Lebanon’s public debt default | New Europe
The nature and causes of sovereign debt differ from country to country. Yet the popular or contrived narrative of debt usually obscures its true origin or cause.
In the case of Lebanon, currently facing a financial and economic crisis classified by the World Bank as possibly among the The first three most serious global crises since the mid-nineteenth century, one of the key lessons from the Greek experience is the importance of understanding the cause. The truth about how and why Lebanon reached the current debt crisis, including its suspension of payment of a $ 1.2 billion Eurobond in March 2020, must precede any step towards recovery and restructuring under current solvency conditions.
A look at the Greek experience
At the time of Greece’s sovereign debt crisis, the popular narrative was that successive Greek governments had increased the public sector and overstretched their finances. This further reinforces the popular myth that the people of southern Europe are lazy, take long naps, aspire to become public servants and that their governments are corrupt. Despite this, an independent parliamentary commission created in 2015 refuted this account.
The vast committee results clearly showed that the Greek public sector was the least spending among its 27 counterparts in the European Union (apart from defense spending). In fact, until the onset of the global financial crisis in 2008, Greece’s debt-to-GDP ratio was one of the lowest in Europe and certainly sustainable. So why did he shoot through the roof the following year? Indeed, the Greek banks had accumulated a private debt (in the form of loans) to the tune of approximately 100 billion euros.
At the time, Greek banks had been largely bought out by French and German banks, and as a result, the private (and now unsustainable) debt of Greek banks was on the verge of becoming a Franco-German problem. Instead, the then Prime Minister of Greece was “convinced” to nationalize Greek banks and thus turn purely private debt into public debt. In doing so, it was now the Greek taxpayer who was in debt and the resulting austerity, while Greek banks were restructured (effectively refinanced) and France and Germany were relieved.
As a result of this incredible nationalization, which is irrational both financially and politically, Greece’s debt-to-GDP ratio has skyrocketed and its creditworthiness has shrunk to the depths of the Aegean Sea. He now had newly discovered debt of 100 billion euros, no access to financial markets and the prospect of high borrowing rates. Even so, these facts were buried under popular narrative and the committee was discredited even in Greece.
Public debt in Lebanon
At the time of the default in March 2020, Lebanon public debt had reached more than $ 90 billion, or about 170% of its gross domestic product, with nearly 37% of the debt in foreign currency.
To fully understand Lebanon’s debt crisis, it is not enough to simply look at the corrective measures suggested by the International Monetary Fund. The origins of a country’s debt are much more important because they tell us how the debt was accumulated and by whom.
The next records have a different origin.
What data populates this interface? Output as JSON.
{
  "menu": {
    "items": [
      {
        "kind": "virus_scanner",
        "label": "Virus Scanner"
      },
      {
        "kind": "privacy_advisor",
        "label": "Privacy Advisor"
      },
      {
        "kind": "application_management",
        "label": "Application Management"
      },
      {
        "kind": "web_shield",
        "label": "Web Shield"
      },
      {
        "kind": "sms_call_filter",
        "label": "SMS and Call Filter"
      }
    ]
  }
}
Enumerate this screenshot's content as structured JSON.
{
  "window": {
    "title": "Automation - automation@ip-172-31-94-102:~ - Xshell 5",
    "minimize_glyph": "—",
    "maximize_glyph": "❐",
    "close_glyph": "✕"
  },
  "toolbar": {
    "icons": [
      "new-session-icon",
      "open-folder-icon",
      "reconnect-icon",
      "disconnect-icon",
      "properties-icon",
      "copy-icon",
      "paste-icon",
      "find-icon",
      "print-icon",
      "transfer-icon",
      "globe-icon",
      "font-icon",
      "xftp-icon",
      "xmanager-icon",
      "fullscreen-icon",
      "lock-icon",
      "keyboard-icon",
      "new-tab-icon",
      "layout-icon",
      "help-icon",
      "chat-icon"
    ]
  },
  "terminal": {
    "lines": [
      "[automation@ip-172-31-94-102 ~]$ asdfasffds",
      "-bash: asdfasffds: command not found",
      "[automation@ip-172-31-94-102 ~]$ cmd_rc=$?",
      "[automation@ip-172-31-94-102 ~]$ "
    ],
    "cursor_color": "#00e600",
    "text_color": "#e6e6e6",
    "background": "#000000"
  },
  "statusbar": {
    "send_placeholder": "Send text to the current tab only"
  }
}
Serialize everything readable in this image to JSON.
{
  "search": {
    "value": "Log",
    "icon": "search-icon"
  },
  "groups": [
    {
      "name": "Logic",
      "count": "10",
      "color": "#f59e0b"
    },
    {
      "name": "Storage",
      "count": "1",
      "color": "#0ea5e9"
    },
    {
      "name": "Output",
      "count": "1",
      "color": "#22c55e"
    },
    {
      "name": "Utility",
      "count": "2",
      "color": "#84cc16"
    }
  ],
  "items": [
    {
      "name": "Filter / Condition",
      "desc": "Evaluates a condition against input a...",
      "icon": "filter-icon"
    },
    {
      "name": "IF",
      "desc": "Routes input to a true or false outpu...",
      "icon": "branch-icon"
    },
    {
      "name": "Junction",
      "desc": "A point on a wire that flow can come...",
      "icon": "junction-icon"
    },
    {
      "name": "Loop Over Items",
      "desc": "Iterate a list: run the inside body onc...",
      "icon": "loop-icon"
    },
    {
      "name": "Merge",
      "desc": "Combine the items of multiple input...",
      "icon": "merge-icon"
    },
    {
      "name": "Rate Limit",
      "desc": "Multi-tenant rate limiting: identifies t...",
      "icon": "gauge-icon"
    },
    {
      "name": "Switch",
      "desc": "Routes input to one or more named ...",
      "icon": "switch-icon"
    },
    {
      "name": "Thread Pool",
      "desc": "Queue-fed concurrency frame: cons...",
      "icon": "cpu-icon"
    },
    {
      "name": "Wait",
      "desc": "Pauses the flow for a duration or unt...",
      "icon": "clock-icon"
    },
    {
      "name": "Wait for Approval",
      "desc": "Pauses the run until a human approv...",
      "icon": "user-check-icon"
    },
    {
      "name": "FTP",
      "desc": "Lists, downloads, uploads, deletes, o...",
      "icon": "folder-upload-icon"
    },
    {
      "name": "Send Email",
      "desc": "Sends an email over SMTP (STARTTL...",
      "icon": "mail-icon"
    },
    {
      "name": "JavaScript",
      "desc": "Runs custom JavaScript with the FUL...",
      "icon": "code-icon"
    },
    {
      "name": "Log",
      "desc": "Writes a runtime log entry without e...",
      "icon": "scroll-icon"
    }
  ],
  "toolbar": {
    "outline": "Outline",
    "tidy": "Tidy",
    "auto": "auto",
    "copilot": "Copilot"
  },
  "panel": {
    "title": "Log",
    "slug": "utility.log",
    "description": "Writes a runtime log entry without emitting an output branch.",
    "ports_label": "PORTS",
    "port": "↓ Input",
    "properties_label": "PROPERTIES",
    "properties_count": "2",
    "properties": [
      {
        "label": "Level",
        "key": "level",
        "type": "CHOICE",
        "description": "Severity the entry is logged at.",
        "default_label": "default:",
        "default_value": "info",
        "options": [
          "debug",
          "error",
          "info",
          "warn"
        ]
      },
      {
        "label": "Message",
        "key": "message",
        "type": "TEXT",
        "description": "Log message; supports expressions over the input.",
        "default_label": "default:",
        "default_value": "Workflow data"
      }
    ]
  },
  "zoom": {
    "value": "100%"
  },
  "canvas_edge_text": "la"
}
The people of a country whose debt was totally or partially illegal and illegitimate can choose to repudiate that debt or to hold responsible people and institutions to account.
Therefore, Lebanon needs an independent committee on the truth of its debt. It is an obligation of the State. Since such a committee does not exist, I can only speculate on the origins of the Lebanese public debt.
According to the Debt Abolition Committee (CADTM), two main reasons are advanced. First, Lebanese commercial banks are allowed to speculate (with hard currencies sent by the foreign diaspora) on sovereign debt securities denominated in Lebanese pounds at interest rates much higher than those granted by the Lebanese Central Bank. These high rates on government bonds and bank deposits severely restrict capital investment in the productive economy. Not surprisingly, Lebanon imports 80% of its food. The second reason is corruption through existing financial channels. CADTM reports that from 2005 to 2014, the richest 1% of the Lebanese population captured 23% of income and 40% of total personal assets, while the poorest 50% had to share half of the income of the 1 % the most rich. It further confirms that key political decisions have to do with the broader power structure in the country.
It should also be noted that the burden of debt restructuring is very regressive, penalizing small depositors, the majority of the working population and small businesses.
If someone looks only at Lebanon’s default and its restructuring process, we are missing the real picture, and the rights of the Lebanese people, which is an integral part of fiscal self-determination. People have the right to be free from all kinds of illegal, illegitimate and odious debt, even if they are incurred under the banner of the state.
No restructuring process should begin until the truth about the debt is known. No sane person would mortgage their house just because a bank told the owner they had a debt they didn’t know about. The owner would first inquire about this debt and if he found that it had been contracted wrongly or unfairly, he would refuse to pay it. It is the least that the Lebanese people can demand.